When you are declared bankrupt, your property and possessions are transferred to a person called the Official Assignee. He then arranges for those items to be sold and the money generated from the sale is distributed to the people you owe money to your creditors.
Do I have to deal with my creditors?
No, the Official Assignee will deal with your creditors for you, so this will put an end to any demands for unpaid debt – no more calls, letters or visits.
Am I entitled to a reasonable standard of living?
Yes, you are entitled to have a reasonable standard of living. This includes food, clothing, education, healthcare and a modest allowance for savings. Under the ISI model, this means a higher standard than merely living at a subsistence level, which people often exist on when in debt.
What type of debt could be included in a bankruptcy?
Unsecured and secured debt such as mortgages for family homes or buy-to-let properties, business loans and credit card loans can be included in your bankruptcy. Examples of debt that cannot be included would be court fines in respect of criminal offences, or any new debts you accumulate after the date you are made bankrupt.
What are the consequences of bankruptcy? For example, what happens to my family home and other assets?
In bankruptcy, all assets including your interest or share in the family home will transfer to the Official Assignee. While it is a possibility, you should not assume you will lose your family home in bankruptcy.

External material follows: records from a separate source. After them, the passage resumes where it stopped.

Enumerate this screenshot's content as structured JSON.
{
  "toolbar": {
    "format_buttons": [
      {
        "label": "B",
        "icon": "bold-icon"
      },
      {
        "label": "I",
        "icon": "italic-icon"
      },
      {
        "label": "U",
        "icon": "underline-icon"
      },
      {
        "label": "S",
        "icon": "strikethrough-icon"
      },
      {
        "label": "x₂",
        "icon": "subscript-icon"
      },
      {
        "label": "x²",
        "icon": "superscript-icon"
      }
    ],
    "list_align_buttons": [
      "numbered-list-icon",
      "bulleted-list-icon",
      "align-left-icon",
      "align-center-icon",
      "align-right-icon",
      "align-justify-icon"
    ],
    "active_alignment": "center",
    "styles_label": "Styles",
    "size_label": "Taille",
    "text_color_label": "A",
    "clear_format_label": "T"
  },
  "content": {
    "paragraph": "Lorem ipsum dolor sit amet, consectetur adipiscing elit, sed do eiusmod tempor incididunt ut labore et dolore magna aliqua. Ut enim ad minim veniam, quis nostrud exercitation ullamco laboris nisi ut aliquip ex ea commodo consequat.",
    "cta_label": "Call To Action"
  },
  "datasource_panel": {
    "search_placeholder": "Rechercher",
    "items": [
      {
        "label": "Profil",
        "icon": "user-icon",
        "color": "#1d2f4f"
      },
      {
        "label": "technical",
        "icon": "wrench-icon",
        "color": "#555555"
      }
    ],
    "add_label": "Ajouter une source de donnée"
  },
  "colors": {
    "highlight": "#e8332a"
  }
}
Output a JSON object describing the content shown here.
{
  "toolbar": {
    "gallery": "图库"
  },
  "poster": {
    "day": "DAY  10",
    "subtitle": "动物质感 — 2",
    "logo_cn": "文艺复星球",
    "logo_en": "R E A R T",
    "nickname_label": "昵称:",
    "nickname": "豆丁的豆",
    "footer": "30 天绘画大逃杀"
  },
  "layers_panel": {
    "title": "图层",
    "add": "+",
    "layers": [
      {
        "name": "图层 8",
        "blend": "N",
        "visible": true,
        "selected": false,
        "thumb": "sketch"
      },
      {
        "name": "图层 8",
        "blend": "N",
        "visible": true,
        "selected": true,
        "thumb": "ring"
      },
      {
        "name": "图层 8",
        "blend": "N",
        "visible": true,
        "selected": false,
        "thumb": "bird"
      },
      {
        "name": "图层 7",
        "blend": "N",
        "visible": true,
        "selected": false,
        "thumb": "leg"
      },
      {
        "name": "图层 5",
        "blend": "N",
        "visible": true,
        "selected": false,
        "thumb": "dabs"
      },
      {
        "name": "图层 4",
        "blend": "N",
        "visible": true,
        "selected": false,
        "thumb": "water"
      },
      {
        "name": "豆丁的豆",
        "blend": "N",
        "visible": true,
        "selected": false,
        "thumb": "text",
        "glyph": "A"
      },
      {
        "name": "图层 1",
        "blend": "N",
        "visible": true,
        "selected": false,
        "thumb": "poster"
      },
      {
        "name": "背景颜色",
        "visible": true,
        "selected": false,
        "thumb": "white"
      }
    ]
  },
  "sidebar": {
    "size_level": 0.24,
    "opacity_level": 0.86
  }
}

For a full, in depth guide to the bankruptcy process, please download our bankruptcy booklet here.
How long does bankruptcy last?
Usually, after one year you will be discharged from bankruptcy and all of your debts will be written off. You should then be solvent and able to regain some financial independence.

Who can help me decide if bankruptcy is a solution for me?

A Personal Insolvency Practitioner (PIP) can help you identify the most appropriate option for you. PIPs are part of a network of qualified professional advisors regulated by the ISI and contact details can be found here or by calling the ISI’s information line 076 106 4200.

If you are in arrears on your home mortgage you could be eligible for a free PIP consultation under a new State-funded scheme. For more details on the scheme click here. A list of Personal Insolvency Practitioners participating in the scheme is available here.

Take the first step to getting back on track financially with ISI.

For a short guide to the Bankruptcy, click here. For more detailed information, please see the full Bankruptcy guide here.

076 106 4200

Freetext GETHELP to 50015 or for more information: